**DATA EXTRACT**
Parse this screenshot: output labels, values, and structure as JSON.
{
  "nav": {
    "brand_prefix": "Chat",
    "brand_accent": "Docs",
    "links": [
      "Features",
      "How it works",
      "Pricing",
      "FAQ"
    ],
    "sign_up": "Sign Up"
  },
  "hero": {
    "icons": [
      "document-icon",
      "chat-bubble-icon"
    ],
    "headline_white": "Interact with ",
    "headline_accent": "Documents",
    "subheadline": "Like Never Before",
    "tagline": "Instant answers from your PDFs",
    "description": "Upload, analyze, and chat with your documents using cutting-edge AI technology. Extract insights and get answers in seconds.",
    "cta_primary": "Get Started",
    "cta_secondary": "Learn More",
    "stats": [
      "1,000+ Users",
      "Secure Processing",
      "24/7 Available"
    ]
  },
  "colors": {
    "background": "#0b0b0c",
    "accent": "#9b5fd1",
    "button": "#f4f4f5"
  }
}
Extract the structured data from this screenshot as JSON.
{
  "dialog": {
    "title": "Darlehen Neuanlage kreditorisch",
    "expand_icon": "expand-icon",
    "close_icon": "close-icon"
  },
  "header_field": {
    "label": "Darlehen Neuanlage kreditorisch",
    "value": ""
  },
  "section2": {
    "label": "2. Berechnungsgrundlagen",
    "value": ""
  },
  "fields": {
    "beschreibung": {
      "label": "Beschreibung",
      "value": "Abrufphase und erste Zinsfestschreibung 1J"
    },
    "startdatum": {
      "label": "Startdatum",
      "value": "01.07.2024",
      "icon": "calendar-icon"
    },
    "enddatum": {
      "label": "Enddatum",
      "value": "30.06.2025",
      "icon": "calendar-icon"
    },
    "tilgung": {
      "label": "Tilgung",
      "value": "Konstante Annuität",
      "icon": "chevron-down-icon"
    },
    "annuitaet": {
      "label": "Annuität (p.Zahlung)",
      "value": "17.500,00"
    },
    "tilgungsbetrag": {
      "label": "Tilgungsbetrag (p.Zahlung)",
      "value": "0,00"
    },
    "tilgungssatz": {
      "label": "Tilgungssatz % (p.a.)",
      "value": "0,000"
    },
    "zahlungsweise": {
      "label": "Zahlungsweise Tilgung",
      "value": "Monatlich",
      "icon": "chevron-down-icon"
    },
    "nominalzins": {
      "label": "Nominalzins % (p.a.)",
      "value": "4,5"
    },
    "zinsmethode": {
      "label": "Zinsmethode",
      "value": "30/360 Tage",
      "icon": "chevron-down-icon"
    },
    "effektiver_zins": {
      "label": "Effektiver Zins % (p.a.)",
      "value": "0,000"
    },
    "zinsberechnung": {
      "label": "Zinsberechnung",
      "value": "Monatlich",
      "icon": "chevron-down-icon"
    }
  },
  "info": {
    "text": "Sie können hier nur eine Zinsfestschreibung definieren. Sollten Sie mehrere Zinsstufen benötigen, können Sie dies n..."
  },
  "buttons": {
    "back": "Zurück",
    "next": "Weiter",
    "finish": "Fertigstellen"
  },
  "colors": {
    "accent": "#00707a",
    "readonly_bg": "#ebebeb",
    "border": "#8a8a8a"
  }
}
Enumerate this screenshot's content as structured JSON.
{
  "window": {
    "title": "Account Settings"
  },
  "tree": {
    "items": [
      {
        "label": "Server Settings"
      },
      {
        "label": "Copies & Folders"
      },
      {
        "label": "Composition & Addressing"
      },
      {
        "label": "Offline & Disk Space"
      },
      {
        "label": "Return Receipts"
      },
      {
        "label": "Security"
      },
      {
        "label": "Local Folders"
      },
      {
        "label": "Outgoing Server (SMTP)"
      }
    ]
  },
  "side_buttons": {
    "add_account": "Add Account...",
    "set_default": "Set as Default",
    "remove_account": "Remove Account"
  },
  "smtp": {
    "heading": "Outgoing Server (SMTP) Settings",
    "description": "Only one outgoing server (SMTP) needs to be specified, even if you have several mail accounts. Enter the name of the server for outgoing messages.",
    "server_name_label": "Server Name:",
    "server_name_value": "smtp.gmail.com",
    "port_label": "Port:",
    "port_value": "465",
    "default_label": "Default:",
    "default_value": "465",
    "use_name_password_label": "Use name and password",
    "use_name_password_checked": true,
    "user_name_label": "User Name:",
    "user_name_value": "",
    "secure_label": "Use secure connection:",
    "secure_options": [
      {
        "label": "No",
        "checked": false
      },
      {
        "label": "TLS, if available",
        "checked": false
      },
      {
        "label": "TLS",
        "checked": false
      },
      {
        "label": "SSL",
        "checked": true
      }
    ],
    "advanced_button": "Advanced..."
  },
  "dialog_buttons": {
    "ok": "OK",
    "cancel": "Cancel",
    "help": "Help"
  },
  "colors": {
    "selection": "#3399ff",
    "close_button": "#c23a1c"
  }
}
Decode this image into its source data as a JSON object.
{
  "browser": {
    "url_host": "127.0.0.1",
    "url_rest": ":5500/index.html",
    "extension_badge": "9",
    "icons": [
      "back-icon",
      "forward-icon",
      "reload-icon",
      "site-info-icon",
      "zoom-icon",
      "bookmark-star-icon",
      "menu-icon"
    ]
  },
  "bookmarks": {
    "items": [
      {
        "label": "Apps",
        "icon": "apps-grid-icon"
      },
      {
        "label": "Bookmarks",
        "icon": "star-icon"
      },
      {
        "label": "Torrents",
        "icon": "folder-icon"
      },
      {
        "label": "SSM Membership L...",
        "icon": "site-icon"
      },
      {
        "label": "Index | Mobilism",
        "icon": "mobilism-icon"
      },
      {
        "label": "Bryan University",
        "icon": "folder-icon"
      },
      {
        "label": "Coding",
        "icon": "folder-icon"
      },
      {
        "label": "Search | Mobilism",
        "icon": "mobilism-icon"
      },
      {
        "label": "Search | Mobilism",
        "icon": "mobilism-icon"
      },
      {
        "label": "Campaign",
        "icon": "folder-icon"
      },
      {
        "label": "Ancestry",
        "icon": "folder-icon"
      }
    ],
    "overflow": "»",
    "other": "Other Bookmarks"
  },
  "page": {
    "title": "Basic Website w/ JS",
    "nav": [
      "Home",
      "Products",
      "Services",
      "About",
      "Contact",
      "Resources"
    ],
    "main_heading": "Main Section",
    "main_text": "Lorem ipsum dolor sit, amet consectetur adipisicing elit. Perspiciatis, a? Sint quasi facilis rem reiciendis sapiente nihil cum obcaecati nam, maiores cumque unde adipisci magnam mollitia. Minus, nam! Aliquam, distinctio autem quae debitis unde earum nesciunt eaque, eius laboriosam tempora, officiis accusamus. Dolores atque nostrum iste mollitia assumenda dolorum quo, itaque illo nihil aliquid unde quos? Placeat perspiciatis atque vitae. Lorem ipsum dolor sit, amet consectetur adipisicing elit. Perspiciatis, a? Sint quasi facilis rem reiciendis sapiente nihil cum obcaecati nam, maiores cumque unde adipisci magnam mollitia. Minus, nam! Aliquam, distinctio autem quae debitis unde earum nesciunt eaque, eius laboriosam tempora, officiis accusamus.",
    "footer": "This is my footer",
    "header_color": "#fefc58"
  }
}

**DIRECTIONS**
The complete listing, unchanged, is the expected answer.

**RESPONSE AREA**
Parse this screenshot: output labels, values, and structure as JSON.
{
  "nav": {
    "brand_prefix": "Chat",
    "brand_accent": "Docs",
    "links": [
      "Features",
      "How it works",
      "Pricing",
      "FAQ"
    ],
    "sign_up": "Sign Up"
  },
  "hero": {
    "icons": [
      "document-icon",
      "chat-bubble-icon"
    ],
    "headline_white": "Interact with ",
    "headline_accent": "Documents",
    "subheadline": "Like Never Before",
    "tagline": "Instant answers from your PDFs",
    "description": "Upload, analyze, and chat with your documents using cutting-edge AI technology. Extract insights and get answers in seconds.",
    "cta_primary": "Get Started",
    "cta_secondary": "Learn More",
    "stats": [
      "1,000+ Users",
      "Secure Processing",
      "24/7 Available"
    ]
  },
  "colors": {
    "background": "#0b0b0c",
    "accent": "#9b5fd1",
    "button": "#f4f4f5"
  }
}
Extract the structured data from this screenshot as JSON.
{
  "dialog": {
    "title": "Darlehen Neuanlage kreditorisch",
    "expand_icon": "expand-icon",
    "close_icon": "close-icon"
  },
  "header_field": {
    "label": "Darlehen Neuanlage kreditorisch",
    "value": ""
  },
  "section2": {
    "label": "2. Berechnungsgrundlagen",
    "value": ""
  },
  "fields": {
    "beschreibung": {
      "label": "Beschreibung",
      "value": "Abrufphase und erste Zinsfestschreibung 1J"
    },
    "startdatum": {
      "label": "Startdatum",
      "value": "01.07.2024",
      "icon": "calendar-icon"
    },
    "enddatum": {
      "label": "Enddatum",
      "value": "30.06.2025",
      "icon": "calendar-icon"
    },
    "tilgung": {
      "label": "Tilgung",
      "value": "Konstante Annuität",
      "icon": "chevron-down-icon"
    },
    "annuitaet": {
      "label": "Annuität (p.Zahlung)",
      "value": "17.500,00"
    },
    "tilgungsbetrag": {
      "label": "Tilgungsbetrag (p.Zahlung)",
      "value": "0,00"
    },
    "tilgungssatz": {
      "label": "Tilgungssatz % (p.a.)",
      "value": "0,000"
    },
    "zahlungsweise": {
      "label": "Zahlungsweise Tilgung",
      "value": "Monatlich",
      "icon": "chevron-down-icon"
    },
    "nominalzins": {
      "label": "Nominalzins % (p.a.)",
      "value": "4,5"
    },
    "zinsmethode": {
      "label": "Zinsmethode",
      "value": "30/360 Tage",
      "icon": "chevron-down-icon"
    },
    "effektiver_zins": {
      "label": "Effektiver Zins % (p.a.)",
      "value": "0,000"
    },
    "zinsberechnung": {
      "label": "Zinsberechnung",
      "value": "Monatlich",
      "icon": "chevron-down-icon"
    }
  },
  "info": {
    "text": "Sie können hier nur eine Zinsfestschreibung definieren. Sollten Sie mehrere Zinsstufen benötigen, können Sie dies n..."
  },
  "buttons": {
    "back": "Zurück",
    "next": "Weiter",
    "finish": "Fertigstellen"
  },
  "colors": {
    "accent": "#00707a",
    "readonly_bg": "#ebebeb",
    "border": "#8a8a8a"
  }
}
Enumerate this screenshot's content as structured JSON.
{
  "window": {
    "title": "Account Settings"
  },
  "tree": {
    "items": [
      {
        "label": "Server Settings"
      },
      {
        "label": "Copies & Folders"
      },
      {
        "label": "Composition & Addressing"
      },
      {
        "label": "Offline & Disk Space"
      },
      {
        "label": "Return Receipts"
      },
      {
        "label": "Security"
      },
      {
        "label": "Local Folders"
      },
      {
        "label": "Outgoing Server (SMTP)"
      }
    ]
  },
  "side_buttons": {
    "add_account": "Add Account...",
    "set_default": "Set as Default",
    "remove_account": "Remove Account"
  },
  "smtp": {
    "heading": "Outgoing Server (SMTP) Settings",
    "description": "Only one outgoing server (SMTP) needs to be specified, even if you have several mail accounts. Enter the name of the server for outgoing messages.",
    "server_name_label": "Server Name:",
    "server_name_value": "smtp.gmail.com",
    "port_label": "Port:",
    "port_value": "465",
    "default_label": "Default:",
    "default_value": "465",
    "use_name_password_label": "Use name and password",
    "use_name_password_checked": true,
    "user_name_label": "User Name:",
    "user_name_value": "",
    "secure_label": "Use secure connection:",
    "secure_options": [
      {
        "label": "No",
        "checked": false
      },
      {
        "label": "TLS, if available",
        "checked": false
      },
      {
        "label": "TLS",
        "checked": false
      },
      {
        "label": "SSL",
        "checked": true
      }
    ],
    "advanced_button": "Advanced..."
  },
  "dialog_buttons": {
    "ok": "OK",
    "cancel": "Cancel",
    "help": "Help"
  },
  "colors": {
    "selection": "#3399ff",
    "close_button": "#c23a1c"
  }
}
Decode this image into its source data as a JSON object.
{
  "browser": {
    "url_host": "127.0.0.1",
    "url_rest": ":5500/index.html",
    "extension_badge": "9",
    "icons": [
      "back-icon",
      "forward-icon",
      "reload-icon",
      "site-info-icon",
      "zoom-icon",
      "bookmark-star-icon",
      "menu-icon"
    ]
  },
  "bookmarks": {
    "items": [
      {
        "label": "Apps",
        "icon": "apps-grid-icon"
      },
      {
        "label": "Bookmarks",
        "icon": "star-icon"
      },
      {
        "label": "Torrents",
        "icon": "folder-icon"
      },
      {
        "label": "SSM Membership L...",
        "icon": "site-icon"
      },
      {
        "label": "Index | Mobilism",
        "icon": "mobilism-icon"
      },
      {
        "label": "Bryan University",
        "icon": "folder-icon"
      },
      {
        "label": "Coding",
        "icon": "folder-icon"
      },
      {
        "label": "Search | Mobilism",
        "icon": "mobilism-icon"
      },
      {
        "label": "Search | Mobilism",
        "icon": "mobilism-icon"
      },
      {
        "label": "Campaign",
        "icon": "folder-icon"
      },
      {
        "label": "Ancestry",
        "icon": "folder-icon"
      }
    ],
    "overflow": "»",
    "other": "Other Bookmarks"
  },
  "page": {
    "title": "Basic Website w/ JS",
    "nav": [
      "Home",
      "Products",
      "Services",
      "About",
      "Contact",
      "Resources"
    ],
    "main_heading": "Main Section",
    "main_text": "Lorem ipsum dolor sit, amet consectetur adipisicing elit. Perspiciatis, a? Sint quasi facilis rem reiciendis sapiente nihil cum obcaecati nam, maiores cumque unde adipisci magnam mollitia. Minus, nam! Aliquam, distinctio autem quae debitis unde earum nesciunt eaque, eius laboriosam tempora, officiis accusamus. Dolores atque nostrum iste mollitia assumenda dolorum quo, itaque illo nihil aliquid unde quos? Placeat perspiciatis atque vitae. Lorem ipsum dolor sit, amet consectetur adipisicing elit. Perspiciatis, a? Sint quasi facilis rem reiciendis sapiente nihil cum obcaecati nam, maiores cumque unde adipisci magnam mollitia. Minus, nam! Aliquam, distinctio autem quae debitis unde earum nesciunt eaque, eius laboriosam tempora, officiis accusamus.",
    "footer": "This is my footer",
    "header_color": "#fefc58"
  }
}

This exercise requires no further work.